And finally, to honor the villages patron Saint even more, it has been a long standing tradition in the community to name one's first daughter "Gemma" in honor of the town's patroness, and there is even one girl named Gemma who lives there now (2010) who was even born on the saint's feastday (May 13)!

Here is some more information and excellent photographs of the three day annual festival of Santa Gemma

Recent miracles of Santa Gemma of Goriano Sicoli
Some or the relatively recent miracles attributed to Santa Gemma is how during World War II a soldier began taking munitions into the church to use it as a base and weapons depot, but he was forced to flee because a young woman suddenly appeared and said, "Go away, this is my house." She was, it is believed, Santa Gemma, for who else could have possibly frightened an armed soldier in such a way? Another time, the front lines were supposed to go through the village, however the townpeople beseeched thier heavenly patroness and two meters of snow fell, saving the town. Again the people gave the credit to Santa Gemma.

Recently in April 2009 a strong earthquake hit the Province of L'Aquila in the Abruzzo region. Amazingly, the Church of Santa Gemma and the House of Santa Gemma (where the Santa Gemma bread is made for the triduum festival each year) where by far the worst hit buildings in the village.
See excellent photos here

Many of the people of the village beleive that Santa Gemma "took the hit and bore the brunt" of the earthquake for them. I suppose God alone knows whether or not this is true, but nevertheless the devotion of the townspeople to their Patroness is extraordinary, especially for this day and age.

-Saint Gemma of Goriano Sicoli, pray for us!
-Saint Gemma Galgani of Lucca, pray for us!


Anonymous said...

Pronounce "Gemma" with short e in both English and Italian (like "Gem," not "Jeep"). Lived in Italy 8 years and am fluent in Italian. Thanks for making this great saint better known!

Glenn Dallaire said...

Hi Anonymous,
Thanks so much for the clarification on the pronunciation! I sincerely appreciate it.

May God bless you and your loved ones,
Glenn Dallaire

Anonymous said...

With regards to the pronunciation of the e, I also speak italian and can confirm the same. What the article says is totally incorrect - the "e" sound is practically the same in english.
Why hasn't the article been corrected accordingly then?

Angelo Zaccardelli said...

Reference: Santa Gemma Vergine di
Goriano Sicoli (AQ)

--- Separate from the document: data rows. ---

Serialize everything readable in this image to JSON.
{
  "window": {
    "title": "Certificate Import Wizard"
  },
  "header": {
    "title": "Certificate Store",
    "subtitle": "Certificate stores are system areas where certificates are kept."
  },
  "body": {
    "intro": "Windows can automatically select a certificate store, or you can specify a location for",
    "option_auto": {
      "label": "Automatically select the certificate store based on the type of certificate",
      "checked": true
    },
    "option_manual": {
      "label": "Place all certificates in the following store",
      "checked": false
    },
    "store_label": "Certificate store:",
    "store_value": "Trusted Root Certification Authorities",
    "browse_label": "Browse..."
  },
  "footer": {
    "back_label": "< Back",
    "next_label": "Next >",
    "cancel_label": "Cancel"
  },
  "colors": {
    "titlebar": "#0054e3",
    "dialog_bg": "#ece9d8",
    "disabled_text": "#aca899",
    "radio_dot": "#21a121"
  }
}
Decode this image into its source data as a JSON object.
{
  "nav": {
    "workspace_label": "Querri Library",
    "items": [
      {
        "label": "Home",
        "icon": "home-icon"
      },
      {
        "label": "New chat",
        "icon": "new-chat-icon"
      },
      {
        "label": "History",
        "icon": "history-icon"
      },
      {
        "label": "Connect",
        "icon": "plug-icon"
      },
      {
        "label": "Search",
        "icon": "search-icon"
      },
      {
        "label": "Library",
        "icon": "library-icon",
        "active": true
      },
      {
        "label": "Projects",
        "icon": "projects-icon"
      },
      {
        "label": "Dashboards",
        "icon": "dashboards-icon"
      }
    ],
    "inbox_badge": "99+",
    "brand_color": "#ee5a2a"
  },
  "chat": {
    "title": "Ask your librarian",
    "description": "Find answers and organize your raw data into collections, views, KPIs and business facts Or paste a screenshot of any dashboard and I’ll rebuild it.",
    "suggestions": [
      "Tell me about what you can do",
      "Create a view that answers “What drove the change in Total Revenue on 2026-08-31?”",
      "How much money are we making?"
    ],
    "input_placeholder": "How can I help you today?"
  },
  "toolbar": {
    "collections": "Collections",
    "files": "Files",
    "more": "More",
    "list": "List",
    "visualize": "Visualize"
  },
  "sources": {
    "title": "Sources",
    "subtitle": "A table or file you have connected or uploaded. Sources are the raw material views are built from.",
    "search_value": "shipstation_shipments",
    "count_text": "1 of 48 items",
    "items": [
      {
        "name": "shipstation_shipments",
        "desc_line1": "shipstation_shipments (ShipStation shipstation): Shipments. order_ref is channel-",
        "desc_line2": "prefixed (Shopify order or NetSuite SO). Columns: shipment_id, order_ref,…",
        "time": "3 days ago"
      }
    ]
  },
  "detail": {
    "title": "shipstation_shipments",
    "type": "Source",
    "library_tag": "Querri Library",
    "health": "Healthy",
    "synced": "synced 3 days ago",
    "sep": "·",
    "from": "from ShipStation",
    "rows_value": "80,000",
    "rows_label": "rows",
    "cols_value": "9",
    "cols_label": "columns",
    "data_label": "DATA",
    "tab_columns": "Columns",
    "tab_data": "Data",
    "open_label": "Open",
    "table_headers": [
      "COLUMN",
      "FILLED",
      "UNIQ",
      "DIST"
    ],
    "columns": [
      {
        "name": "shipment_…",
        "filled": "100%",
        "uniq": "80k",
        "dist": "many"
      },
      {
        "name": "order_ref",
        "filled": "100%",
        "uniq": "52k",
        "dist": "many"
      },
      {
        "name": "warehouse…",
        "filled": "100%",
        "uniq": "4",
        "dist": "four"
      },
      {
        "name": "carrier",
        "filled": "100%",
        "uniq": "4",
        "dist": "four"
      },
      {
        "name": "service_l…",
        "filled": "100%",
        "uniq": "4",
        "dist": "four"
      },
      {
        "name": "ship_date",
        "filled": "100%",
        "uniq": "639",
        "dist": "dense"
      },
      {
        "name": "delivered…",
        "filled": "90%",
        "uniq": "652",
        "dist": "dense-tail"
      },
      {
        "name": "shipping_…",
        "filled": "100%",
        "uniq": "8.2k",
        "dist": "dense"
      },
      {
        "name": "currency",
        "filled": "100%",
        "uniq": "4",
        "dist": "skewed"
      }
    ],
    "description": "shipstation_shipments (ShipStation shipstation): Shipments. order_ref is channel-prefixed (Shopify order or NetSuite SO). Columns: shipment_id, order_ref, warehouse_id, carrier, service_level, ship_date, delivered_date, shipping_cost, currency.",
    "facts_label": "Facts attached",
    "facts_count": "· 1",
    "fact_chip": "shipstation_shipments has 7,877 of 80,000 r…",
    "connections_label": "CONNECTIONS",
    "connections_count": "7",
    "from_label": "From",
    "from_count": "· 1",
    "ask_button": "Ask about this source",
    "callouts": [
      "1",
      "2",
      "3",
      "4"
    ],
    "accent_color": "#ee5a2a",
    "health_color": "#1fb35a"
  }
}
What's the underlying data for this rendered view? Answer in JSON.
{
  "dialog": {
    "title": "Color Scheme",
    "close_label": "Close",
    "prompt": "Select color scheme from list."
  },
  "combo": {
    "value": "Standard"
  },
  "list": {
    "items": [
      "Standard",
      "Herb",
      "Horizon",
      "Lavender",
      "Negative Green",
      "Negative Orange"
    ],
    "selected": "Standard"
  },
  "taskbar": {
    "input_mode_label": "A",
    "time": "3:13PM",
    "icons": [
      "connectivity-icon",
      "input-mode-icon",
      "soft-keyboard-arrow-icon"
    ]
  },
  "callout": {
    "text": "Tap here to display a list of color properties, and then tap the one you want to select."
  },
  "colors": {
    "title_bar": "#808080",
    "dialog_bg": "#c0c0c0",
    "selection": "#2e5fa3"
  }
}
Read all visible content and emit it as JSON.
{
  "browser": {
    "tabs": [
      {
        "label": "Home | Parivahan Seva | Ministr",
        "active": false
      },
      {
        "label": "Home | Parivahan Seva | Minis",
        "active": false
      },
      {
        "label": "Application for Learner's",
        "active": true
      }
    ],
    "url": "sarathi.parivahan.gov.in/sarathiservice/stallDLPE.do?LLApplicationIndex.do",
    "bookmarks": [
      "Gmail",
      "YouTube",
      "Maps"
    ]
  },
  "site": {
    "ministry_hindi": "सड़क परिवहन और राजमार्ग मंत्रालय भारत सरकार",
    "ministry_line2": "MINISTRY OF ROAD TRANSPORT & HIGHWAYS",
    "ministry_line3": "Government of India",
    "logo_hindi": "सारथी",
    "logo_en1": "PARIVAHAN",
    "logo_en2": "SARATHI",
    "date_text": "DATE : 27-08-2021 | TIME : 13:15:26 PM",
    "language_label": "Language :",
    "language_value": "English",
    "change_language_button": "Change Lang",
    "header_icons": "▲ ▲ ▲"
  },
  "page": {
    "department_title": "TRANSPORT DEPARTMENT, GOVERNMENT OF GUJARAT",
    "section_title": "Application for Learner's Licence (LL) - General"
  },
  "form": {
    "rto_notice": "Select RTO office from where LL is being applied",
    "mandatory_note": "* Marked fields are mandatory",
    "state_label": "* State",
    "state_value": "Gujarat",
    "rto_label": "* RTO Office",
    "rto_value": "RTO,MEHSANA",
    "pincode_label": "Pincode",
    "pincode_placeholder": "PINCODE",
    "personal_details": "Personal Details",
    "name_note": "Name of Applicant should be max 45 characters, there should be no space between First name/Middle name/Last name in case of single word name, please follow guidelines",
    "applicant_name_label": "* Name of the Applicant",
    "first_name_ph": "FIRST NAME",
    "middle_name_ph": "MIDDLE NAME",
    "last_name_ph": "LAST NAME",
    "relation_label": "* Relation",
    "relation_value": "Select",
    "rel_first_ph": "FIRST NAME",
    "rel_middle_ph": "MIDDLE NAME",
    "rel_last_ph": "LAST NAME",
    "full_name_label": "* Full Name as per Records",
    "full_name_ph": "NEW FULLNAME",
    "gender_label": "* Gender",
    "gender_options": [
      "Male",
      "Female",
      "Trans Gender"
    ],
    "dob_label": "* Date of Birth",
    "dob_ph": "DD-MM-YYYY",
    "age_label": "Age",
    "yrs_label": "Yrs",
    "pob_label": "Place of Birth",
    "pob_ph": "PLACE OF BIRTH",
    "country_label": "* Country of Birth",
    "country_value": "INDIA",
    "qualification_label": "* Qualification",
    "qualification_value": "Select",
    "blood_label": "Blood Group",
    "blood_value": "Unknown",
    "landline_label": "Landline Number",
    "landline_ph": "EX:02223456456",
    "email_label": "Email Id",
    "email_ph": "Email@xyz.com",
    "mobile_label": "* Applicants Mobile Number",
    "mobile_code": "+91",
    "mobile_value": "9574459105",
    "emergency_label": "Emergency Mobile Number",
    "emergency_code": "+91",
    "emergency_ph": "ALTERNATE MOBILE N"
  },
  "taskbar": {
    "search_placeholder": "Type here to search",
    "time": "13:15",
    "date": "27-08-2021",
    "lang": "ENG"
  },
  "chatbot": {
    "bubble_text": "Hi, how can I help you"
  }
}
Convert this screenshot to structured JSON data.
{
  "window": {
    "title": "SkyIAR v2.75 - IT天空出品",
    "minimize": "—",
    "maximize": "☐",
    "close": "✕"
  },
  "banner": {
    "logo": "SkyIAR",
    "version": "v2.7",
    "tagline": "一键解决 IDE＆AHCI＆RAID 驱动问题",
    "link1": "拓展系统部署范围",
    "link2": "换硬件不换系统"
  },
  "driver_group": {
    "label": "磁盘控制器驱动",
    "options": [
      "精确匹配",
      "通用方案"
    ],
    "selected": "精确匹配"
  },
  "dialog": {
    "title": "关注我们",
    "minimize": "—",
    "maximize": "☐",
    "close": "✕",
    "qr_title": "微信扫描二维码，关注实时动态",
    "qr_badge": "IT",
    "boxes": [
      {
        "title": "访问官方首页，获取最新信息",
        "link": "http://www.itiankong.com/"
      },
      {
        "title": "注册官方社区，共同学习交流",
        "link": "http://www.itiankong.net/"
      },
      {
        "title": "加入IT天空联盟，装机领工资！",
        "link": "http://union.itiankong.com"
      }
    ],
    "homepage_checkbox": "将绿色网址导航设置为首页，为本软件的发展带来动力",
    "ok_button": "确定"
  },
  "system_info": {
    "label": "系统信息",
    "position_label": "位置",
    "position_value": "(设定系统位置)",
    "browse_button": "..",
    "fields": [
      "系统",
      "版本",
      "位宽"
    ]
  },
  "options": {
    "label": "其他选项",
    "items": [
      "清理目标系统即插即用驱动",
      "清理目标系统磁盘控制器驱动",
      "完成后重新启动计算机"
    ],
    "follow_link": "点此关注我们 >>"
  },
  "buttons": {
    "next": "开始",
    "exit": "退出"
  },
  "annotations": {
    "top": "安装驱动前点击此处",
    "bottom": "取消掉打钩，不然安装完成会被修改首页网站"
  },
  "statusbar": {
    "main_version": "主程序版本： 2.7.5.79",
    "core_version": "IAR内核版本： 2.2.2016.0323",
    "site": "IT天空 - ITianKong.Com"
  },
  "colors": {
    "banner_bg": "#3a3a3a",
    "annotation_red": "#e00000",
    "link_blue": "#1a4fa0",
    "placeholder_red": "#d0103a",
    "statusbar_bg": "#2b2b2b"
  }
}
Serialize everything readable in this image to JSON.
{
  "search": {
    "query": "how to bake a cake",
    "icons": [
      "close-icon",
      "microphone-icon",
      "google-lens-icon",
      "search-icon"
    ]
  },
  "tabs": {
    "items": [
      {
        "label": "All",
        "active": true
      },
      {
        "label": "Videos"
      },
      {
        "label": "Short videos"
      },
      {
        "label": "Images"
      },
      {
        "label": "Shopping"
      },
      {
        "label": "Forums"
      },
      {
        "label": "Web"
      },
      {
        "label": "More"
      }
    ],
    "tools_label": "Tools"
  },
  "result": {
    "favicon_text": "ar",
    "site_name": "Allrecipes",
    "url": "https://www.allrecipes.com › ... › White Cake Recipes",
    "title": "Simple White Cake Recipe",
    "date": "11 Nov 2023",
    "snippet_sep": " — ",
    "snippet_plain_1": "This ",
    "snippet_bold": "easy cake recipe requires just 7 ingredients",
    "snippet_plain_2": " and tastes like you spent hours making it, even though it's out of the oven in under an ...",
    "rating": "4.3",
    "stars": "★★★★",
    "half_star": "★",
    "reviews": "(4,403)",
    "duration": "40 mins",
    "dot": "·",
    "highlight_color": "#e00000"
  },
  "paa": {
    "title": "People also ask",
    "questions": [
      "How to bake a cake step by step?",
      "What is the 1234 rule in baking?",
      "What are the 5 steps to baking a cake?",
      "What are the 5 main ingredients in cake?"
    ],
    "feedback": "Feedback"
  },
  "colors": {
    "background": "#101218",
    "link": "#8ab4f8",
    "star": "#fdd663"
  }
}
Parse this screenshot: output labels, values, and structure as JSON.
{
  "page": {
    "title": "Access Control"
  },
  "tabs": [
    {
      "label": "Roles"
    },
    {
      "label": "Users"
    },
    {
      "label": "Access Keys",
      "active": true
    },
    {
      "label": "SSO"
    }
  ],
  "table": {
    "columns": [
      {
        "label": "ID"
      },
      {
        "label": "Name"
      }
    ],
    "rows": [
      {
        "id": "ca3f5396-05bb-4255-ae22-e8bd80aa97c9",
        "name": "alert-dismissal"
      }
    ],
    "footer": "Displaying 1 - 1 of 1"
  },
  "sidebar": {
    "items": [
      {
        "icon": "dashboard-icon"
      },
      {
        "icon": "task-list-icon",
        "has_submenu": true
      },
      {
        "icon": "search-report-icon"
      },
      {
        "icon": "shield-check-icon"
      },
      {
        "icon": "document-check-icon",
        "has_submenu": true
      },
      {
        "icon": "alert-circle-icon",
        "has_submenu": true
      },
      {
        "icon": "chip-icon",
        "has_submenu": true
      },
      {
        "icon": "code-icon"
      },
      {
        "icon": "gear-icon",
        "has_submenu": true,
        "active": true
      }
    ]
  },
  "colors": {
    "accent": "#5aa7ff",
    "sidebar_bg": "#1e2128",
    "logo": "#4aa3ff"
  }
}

I was born and raised in Goriano Sicoli. Your article concerning the yearly celebration representing the life of Santa Gemma is not correct. The young woman representing Santa Gemma on May 11th is selected from the town of San Sebastian among the unmarried girls and travels to Goriano Sicoli to meet her Godmother and Godfather (Compari). This re-enactment encounter goes way back to 1939. The young girl selected then was Loreta Ubertini and "i Compari" were Giovanni De Mutiis and Domenica Cifani. This encounter was and still is very emotional and opens the festivities for the celebration.
Best Regards,

Angelo Zaccardelli
Goriano Sicoli (AQ)